Virtua Tennis 2009

Common Sense Media says

Active sports game makes good use of MotionPlus controls.





What parents need to know

Positive messages

This game is all about playing tennis and competing and sends a message that playing sports is a positive thing.

Positive role models

Top athletes are shown as being good competitors.

Ease of play

Mastering the Wii MotionPlus controls, which involves closely mirroring real tennis movements, takes time. If players are used to playing other Wii racket games, this can be challenging.


The game uses some corporate sponsorships and players' skill is rewarded with branded gear.

Parents Need to Know

Parents need to know that this sports game is a friendly experience with no objectionable content. The steep learning cure using the Wii MotionPlus controller could create some frustration in younger players, but it is otherwise, a solid, safe game.

User reviews

Parents say

Not yet rated
Review this title!

Kids say

Not yet rated
Review this title!

What's it about?

This is currently the third Nintendo Wii game to market that uses the Wii MotionPlus controller (others being Grand Slam Tennis and Tiger Woods PGA Tour 10). The MotionPlus, an attachment to the Wii remote that precisely translates real movements into game play, enable players to execute four shot types--drop, lob, slice, and top spin. Up to four players (online or off) can pick from a large selection of male and female pros such as Federer, Sharapova, Nadal and the Williams sisters.

Is it any good?


While there's great family fun to be had here, mastering the controls can be a frustrating experience; stance, and "racket" tilt and swing angle all influence the shot. Variation and inconsistency in these factors can easily flub your game. On the plus side, users can place the ball with great accuracy, and there's real skill and effort involved in playing well. Unfortunately, poor graphics and sometimes choppy visuals will prevent you from executing precision movement expected, and that's irritating. 

Still, the Virtua Tennis games have always had great variety of play, and this iteration is no exception. You'll find Exhibition and coaching modes, and a host of terrific training games in the World Tour mode; these include fun (and funny) diversions like "Meat Defender" in which you hit your ball at crocodiles to scare them away from hunks of beef. 

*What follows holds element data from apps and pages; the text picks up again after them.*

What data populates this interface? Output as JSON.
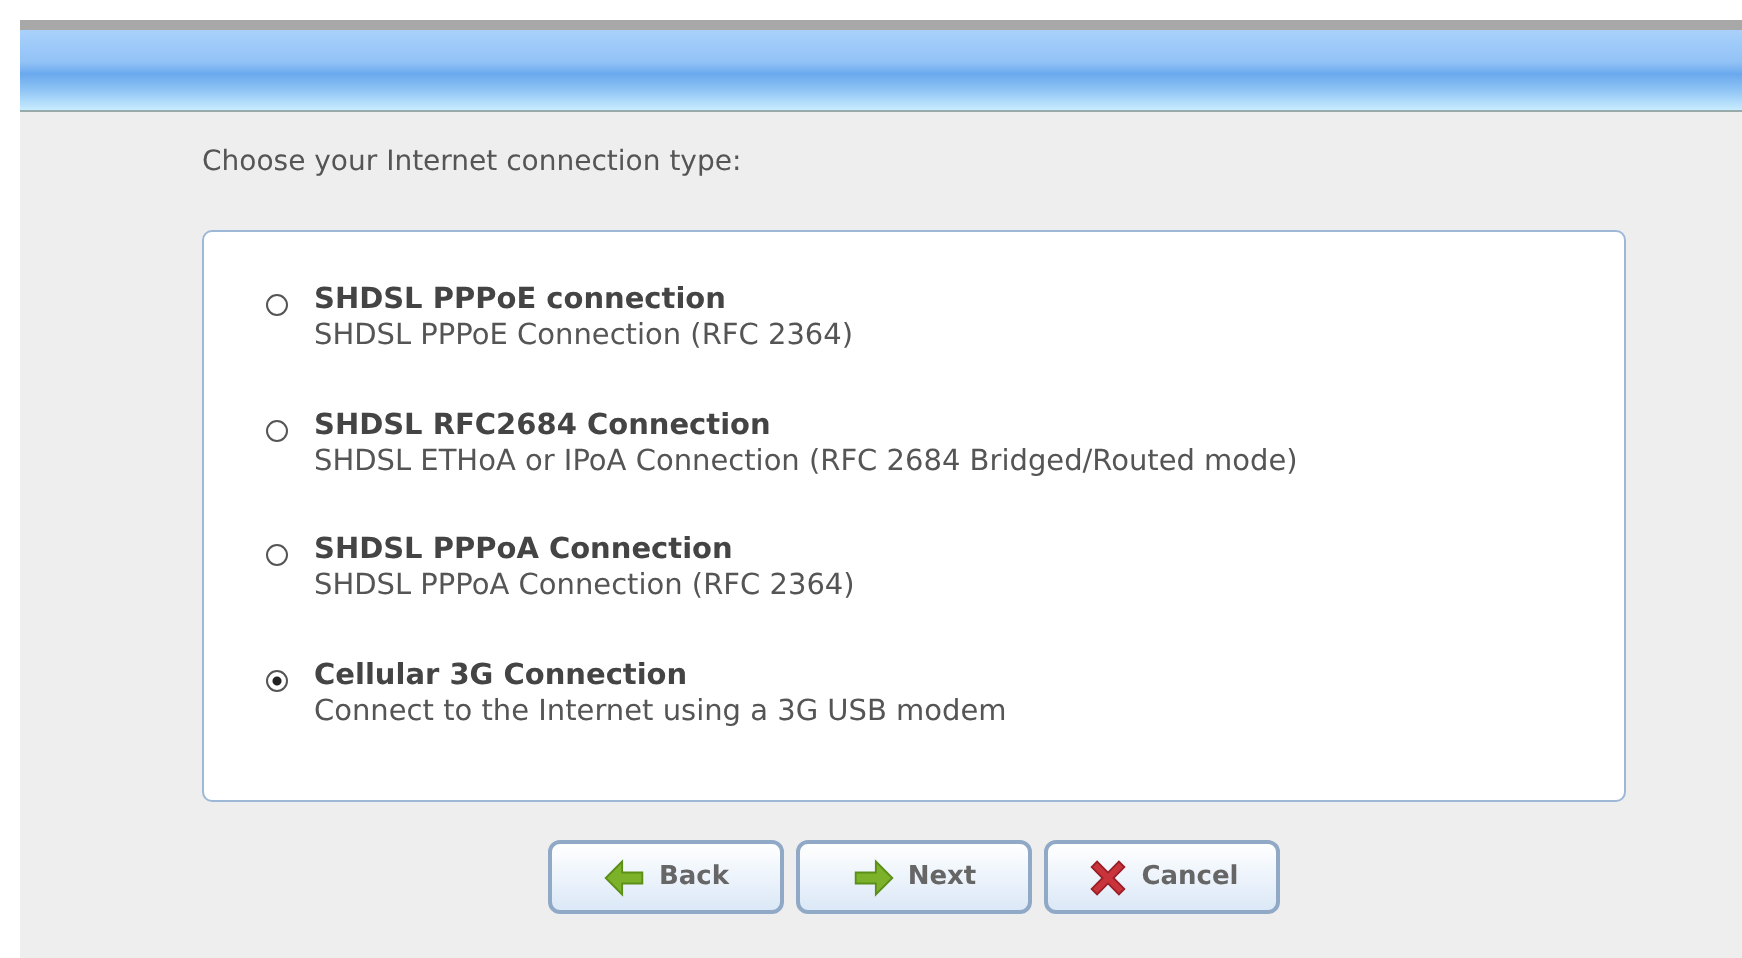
{
  "prompt": "Choose your Internet connection type:",
  "options": [
    {
      "title": "SHDSL PPPoE connection",
      "description": "SHDSL PPPoE Connection (RFC 2364)",
      "selected": false
    },
    {
      "title": "SHDSL RFC2684 Connection",
      "description": "SHDSL ETHoA or IPoA Connection (RFC 2684 Bridged/Routed mode)",
      "selected": false
    },
    {
      "title": "SHDSL PPPoA Connection",
      "description": "SHDSL PPPoA Connection (RFC 2364)",
      "selected": false
    },
    {
      "title": "Cellular 3G Connection",
      "description": "Connect to the Internet using a 3G USB modem",
      "selected": true
    }
  ],
  "buttons": [
    {
      "kind": "back",
      "label": "Back"
    },
    {
      "kind": "next",
      "label": "Next"
    },
    {
      "kind": "cancel",
      "label": "Cancel"
    }
  ]
}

Online interaction: The game is playable online, although there is considerable lag so the experience is poor. No chat on the Wii version, but open chat is available through X360 version so kids could hear profanity.

Families can talk about...

  • Families can talk about how the new WiiMotion controls have changed gameplay; did players feel they were more closely mirroring stance and stroke of actual tennis play?

  • What makes active gaming better (or not) than passive gaming? Did this game tire you out or was it too easy?

  • How good were the avatar tools? Did you build a tennis player you were satisfied with or that looked like you? Why did you choose the traits that you did?

Game details

Platforms:Xbox 360, PlayStation 3, Nintendo Wii
Available online?Not available online
Developer:Sega of America
Release date:June 9, 2009
ESRB rating:E for (No Descriptors) (Nintendo Wii, PlayStation 3, Xbox 360)

This review of Virtua Tennis 2009 was written by

About our rating system

  • ON: Content is age-appropriate for kids this age.
  • PAUSE: Know your child; some content may not be right for some kids.
  • OFF: Not age-appropriate for kids this age.
  • NOT FOR KIDS: Not appropriate for kids of any age.

Find out more


Our star rating assesses the media's overall quality.

Find out more

Learning ratings

  • Best: Really engaging; great learning approach.
  • Very Good: Engaging; good learning approach.
  • Good: Pretty engaging; good learning approach.
  • Fair: Somewhat engaging; OK learning approach.
  • Not for Learning: Not recommended for learning.
  • Not for Kids: Not age-appropriate for kids; not recommended for learning.

Find out more

About our buy links

When you use our links to make a purchase, Common Sense Media earns a small affiliate fee from Amazon or iTunes. As a nonprofit organization, these funds help us continue providing independent, ad-free services for educators, families, and kids while the price you pay remains the same. Thank you for your support.
Read more

See more about how we rate and review.

What parents and kids say

Write a user reviewThere aren't any reviews yet. Be the first to review this title.


Did our review help you make an informed decision about this product?

Essential School Tools